**Description of the task**
Skipping all images, output the listing word for word.
*** Opening of Supplied material ***
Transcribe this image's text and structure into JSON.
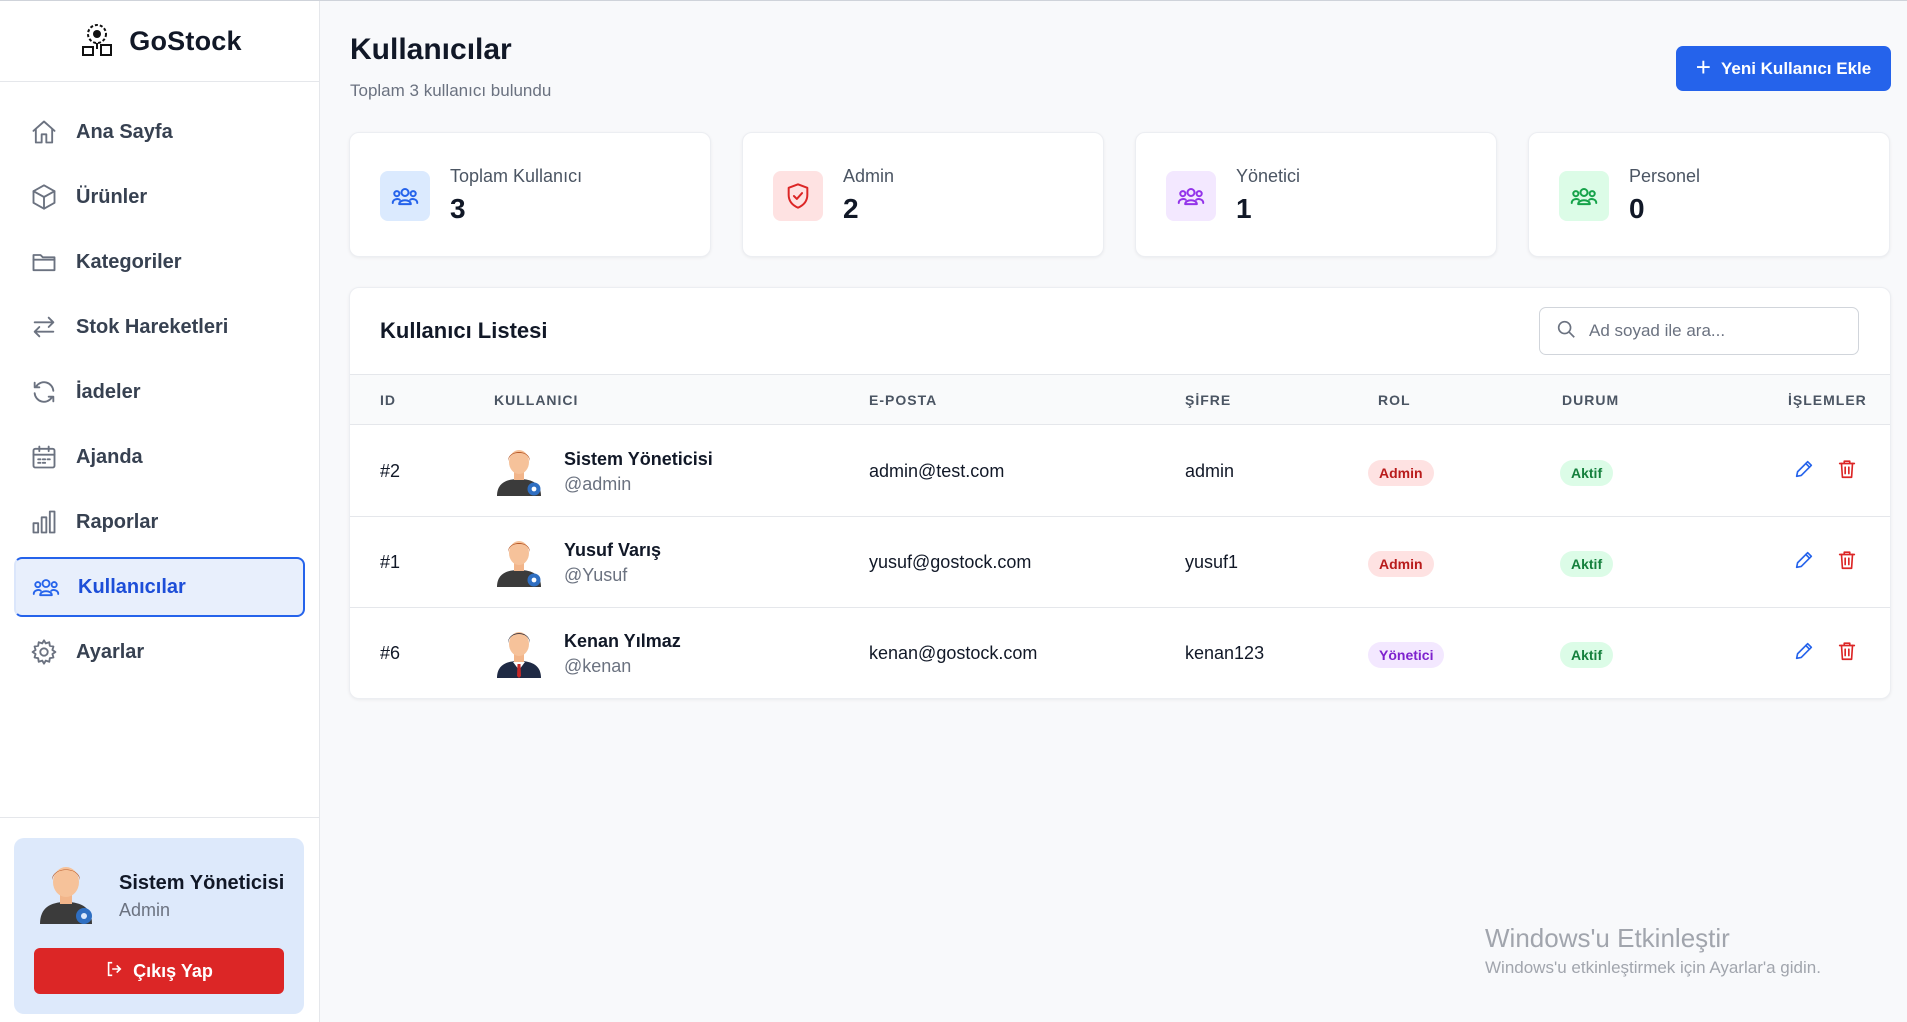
{
  "app": {
    "name": "GoStock"
  },
  "sidebar": {
    "items": [
      {
        "label": "Ana Sayfa",
        "icon": "home-icon",
        "active": false
      },
      {
        "label": "Ürünler",
        "icon": "box-icon",
        "active": false
      },
      {
        "label": "Kategoriler",
        "icon": "folder-icon",
        "active": false
      },
      {
        "label": "Stok Hareketleri",
        "icon": "arrows-icon",
        "active": false
      },
      {
        "label": "İadeler",
        "icon": "refresh-icon",
        "active": false
      },
      {
        "label": "Ajanda",
        "icon": "calendar-icon",
        "active": false
      },
      {
        "label": "Raporlar",
        "icon": "bar-chart-icon",
        "active": false
      },
      {
        "label": "Kullanıcılar",
        "icon": "users-icon",
        "active": true
      },
      {
        "label": "Ayarlar",
        "icon": "gear-icon",
        "active": false
      }
    ],
    "current_user": {
      "name": "Sistem Yöneticisi",
      "role": "Admin"
    },
    "logout_label": "Çıkış Yap"
  },
  "header": {
    "title": "Kullanıcılar",
    "subtitle": "Toplam 3 kullanıcı bulundu",
    "add_button_label": "Yeni Kullanıcı Ekle"
  },
  "stats": [
    {
      "label": "Toplam Kullanıcı",
      "value": "3",
      "icon": "users-icon",
      "color": "#2563eb",
      "bg": "#dbeafe"
    },
    {
      "label": "Admin",
      "value": "2",
      "icon": "shield-check-icon",
      "color": "#dc2626",
      "bg": "#fee2e2"
    },
    {
      "label": "Yönetici",
      "value": "1",
      "icon": "users-icon",
      "color": "#9333ea",
      "bg": "#f3e8ff"
    },
    {
      "label": "Personel",
      "value": "0",
      "icon": "users-icon",
      "color": "#16a34a",
      "bg": "#dcfce7"
    }
  ],
  "user_list": {
    "title": "Kullanıcı Listesi",
    "search_placeholder": "Ad soyad ile ara...",
    "columns": [
      "ID",
      "KULLANICI",
      "E-POSTA",
      "ŞİFRE",
      "ROL",
      "DURUM",
      "İŞLEMLER"
    ],
    "rows": [
      {
        "id": "#2",
        "name": "Sistem Yöneticisi",
        "handle": "@admin",
        "email": "admin@test.com",
        "password": "admin",
        "role": "Admin",
        "status": "Aktif",
        "avatar": "admin-avatar-icon"
      },
      {
        "id": "#1",
        "name": "Yusuf Varış",
        "handle": "@Yusuf",
        "email": "yusuf@gostock.com",
        "password": "yusuf1",
        "role": "Admin",
        "status": "Aktif",
        "avatar": "admin-avatar-icon"
      },
      {
        "id": "#6",
        "name": "Kenan Yılmaz",
        "handle": "@kenan",
        "email": "kenan@gostock.com",
        "password": "kenan123",
        "role": "Yönetici",
        "status": "Aktif",
        "avatar": "manager-avatar-icon"
      }
    ]
  },
  "badge_colors": {
    "Admin": {
      "bg": "#fee2e2",
      "fg": "#b91c1c"
    },
    "Yönetici": {
      "bg": "#f3e8ff",
      "fg": "#7e22ce"
    },
    "Aktif": {
      "bg": "#dcfce7",
      "fg": "#15803d"
    }
  },
  "watermark": {
    "title": "Windows'u Etkinleştir",
    "subtitle": "Windows'u etkinleştirmek için Ayarlar'a gidin."
  }
}
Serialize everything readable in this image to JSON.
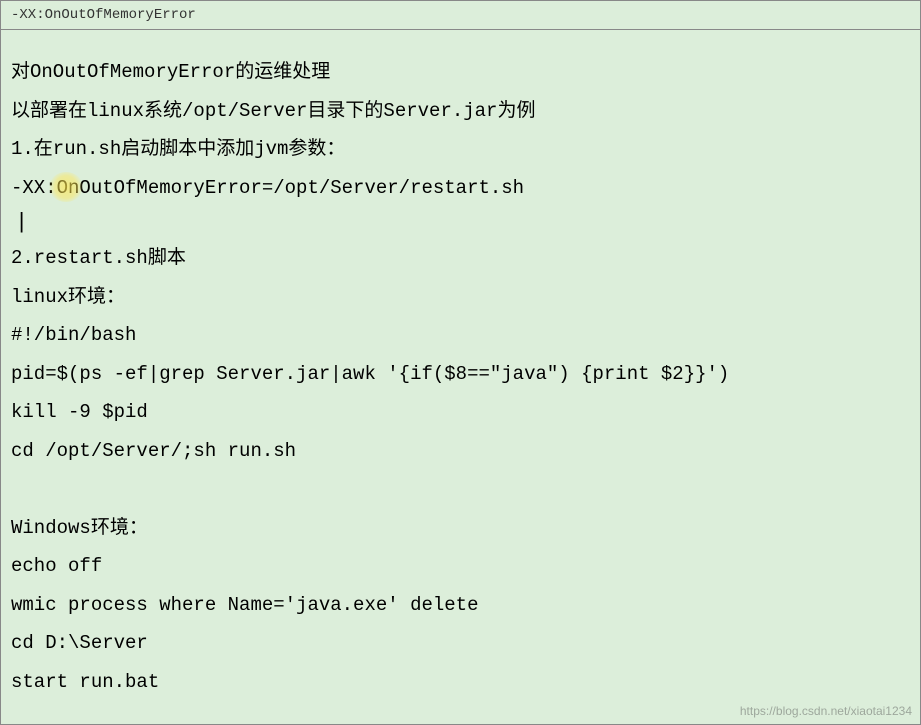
{
  "header": {
    "title": "-XX:OnOutOfMemoryError"
  },
  "intro": {
    "line1": "对OnOutOfMemoryError的运维处理",
    "line2": "以部署在linux系统/opt/Server目录下的Server.jar为例"
  },
  "section1": {
    "heading": "1.在run.sh启动脚本中添加jvm参数：",
    "code1": "-XX:OnOutOfMemoryError=/opt/Server/restart.sh",
    "caret": "|"
  },
  "section2": {
    "heading": "2.restart.sh脚本",
    "linux_label": "linux环境：",
    "linux_lines": {
      "l1": "#!/bin/bash",
      "l2": "pid=$(ps -ef|grep Server.jar|awk '{if($8==\"java\") {print $2}}')",
      "l3": "kill -9 $pid",
      "l4": "cd /opt/Server/;sh run.sh"
    },
    "windows_label": "Windows环境：",
    "windows_lines": {
      "l1": "echo off",
      "l2": "wmic process where Name='java.exe' delete",
      "l3": "cd D:\\Server",
      "l4": "start run.bat"
    }
  },
  "watermark": "https://blog.csdn.net/xiaotai1234"
}
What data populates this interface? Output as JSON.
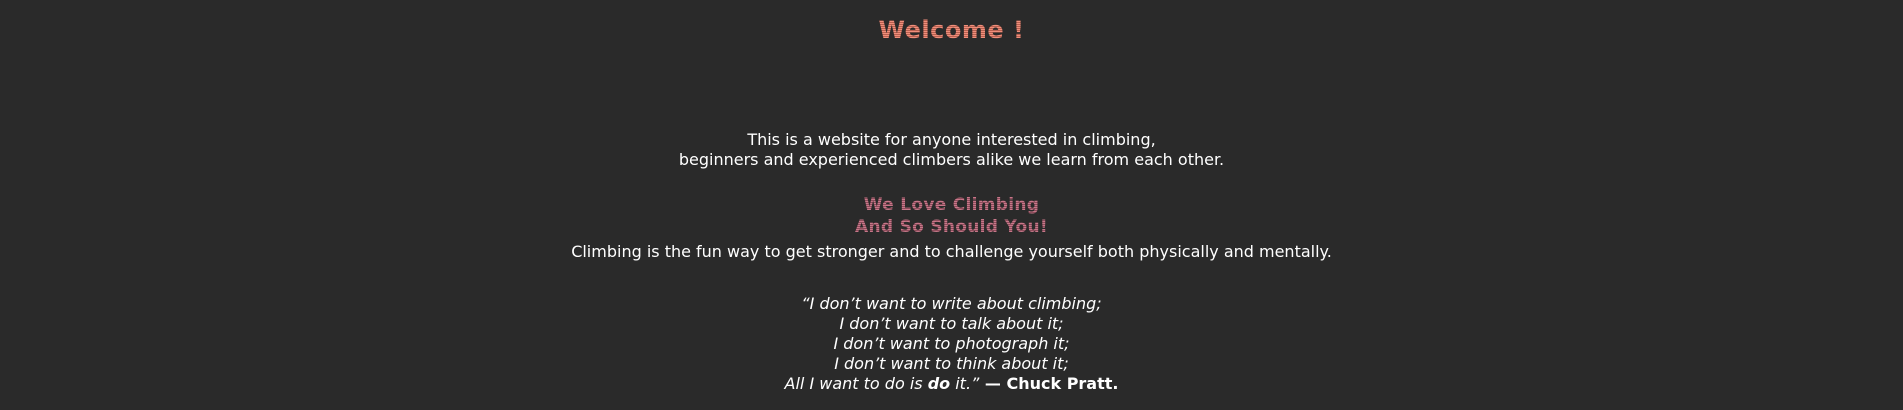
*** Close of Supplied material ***
**Task answer**
Transcribe this image's text and structure into JSON.
{
  "app": {
    "name": "GoStock"
  },
  "sidebar": {
    "items": [
      {
        "label": "Ana Sayfa",
        "icon": "home-icon",
        "active": false
      },
      {
        "label": "Ürünler",
        "icon": "box-icon",
        "active": false
      },
      {
        "label": "Kategoriler",
        "icon": "folder-icon",
        "active": false
      },
      {
        "label": "Stok Hareketleri",
        "icon": "arrows-icon",
        "active": false
      },
      {
        "label": "İadeler",
        "icon": "refresh-icon",
        "active": false
      },
      {
        "label": "Ajanda",
        "icon": "calendar-icon",
        "active": false
      },
      {
        "label": "Raporlar",
        "icon": "bar-chart-icon",
        "active": false
      },
      {
        "label": "Kullanıcılar",
        "icon": "users-icon",
        "active": true
      },
      {
        "label": "Ayarlar",
        "icon": "gear-icon",
        "active": false
      }
    ],
    "current_user": {
      "name": "Sistem Yöneticisi",
      "role": "Admin"
    },
    "logout_label": "Çıkış Yap"
  },
  "header": {
    "title": "Kullanıcılar",
    "subtitle": "Toplam 3 kullanıcı bulundu",
    "add_button_label": "Yeni Kullanıcı Ekle"
  },
  "stats": [
    {
      "label": "Toplam Kullanıcı",
      "value": "3",
      "icon": "users-icon",
      "color": "#2563eb",
      "bg": "#dbeafe"
    },
    {
      "label": "Admin",
      "value": "2",
      "icon": "shield-check-icon",
      "color": "#dc2626",
      "bg": "#fee2e2"
    },
    {
      "label": "Yönetici",
      "value": "1",
      "icon": "users-icon",
      "color": "#9333ea",
      "bg": "#f3e8ff"
    },
    {
      "label": "Personel",
      "value": "0",
      "icon": "users-icon",
      "color": "#16a34a",
      "bg": "#dcfce7"
    }
  ],
  "user_list": {
    "title": "Kullanıcı Listesi",
    "search_placeholder": "Ad soyad ile ara...",
    "columns": [
      "ID",
      "KULLANICI",
      "E-POSTA",
      "ŞİFRE",
      "ROL",
      "DURUM",
      "İŞLEMLER"
    ],
    "rows": [
      {
        "id": "#2",
        "name": "Sistem Yöneticisi",
        "handle": "@admin",
        "email": "admin@test.com",
        "password": "admin",
        "role": "Admin",
        "status": "Aktif",
        "avatar": "admin-avatar-icon"
      },
      {
        "id": "#1",
        "name": "Yusuf Varış",
        "handle": "@Yusuf",
        "email": "yusuf@gostock.com",
        "password": "yusuf1",
        "role": "Admin",
        "status": "Aktif",
        "avatar": "admin-avatar-icon"
      },
      {
        "id": "#6",
        "name": "Kenan Yılmaz",
        "handle": "@kenan",
        "email": "kenan@gostock.com",
        "password": "kenan123",
        "role": "Yönetici",
        "status": "Aktif",
        "avatar": "manager-avatar-icon"
      }
    ]
  },
  "badge_colors": {
    "Admin": {
      "bg": "#fee2e2",
      "fg": "#b91c1c"
    },
    "Yönetici": {
      "bg": "#f3e8ff",
      "fg": "#7e22ce"
    },
    "Aktif": {
      "bg": "#dcfce7",
      "fg": "#15803d"
    }
  },
  "watermark": {
    "title": "Windows'u Etkinleştir",
    "subtitle": "Windows'u etkinleştirmek için Ayarlar'a gidin."
  }
}
Serialize everything readable in this image to JSON.
{
  "header": {
    "title": "-XX:OnOutOfMemoryError"
  },
  "intro": {
    "line1": "对OnOutOfMemoryError的运维处理",
    "line2": "以部署在linux系统/opt/Server目录下的Server.jar为例"
  },
  "section1": {
    "heading": "1.在run.sh启动脚本中添加jvm参数：",
    "code1": "-XX:OnOutOfMemoryError=/opt/Server/restart.sh",
    "caret": "|"
  },
  "section2": {
    "heading": "2.restart.sh脚本",
    "linux_label": "linux环境：",
    "linux_lines": {
      "l1": "#!/bin/bash",
      "l2": "pid=$(ps -ef|grep Server.jar|awk '{if($8==\"java\") {print $2}}')",
      "l3": "kill -9 $pid",
      "l4": "cd /opt/Server/;sh run.sh"
    },
    "windows_label": "Windows环境：",
    "windows_lines": {
      "l1": "echo off",
      "l2": "wmic process where Name='java.exe' delete",
      "l3": "cd D:\\Server",
      "l4": "start run.bat"
    }
  },
  "watermark": "https://blog.csdn.net/xiaotai1234"
}
What data populates this interface? Output as JSON.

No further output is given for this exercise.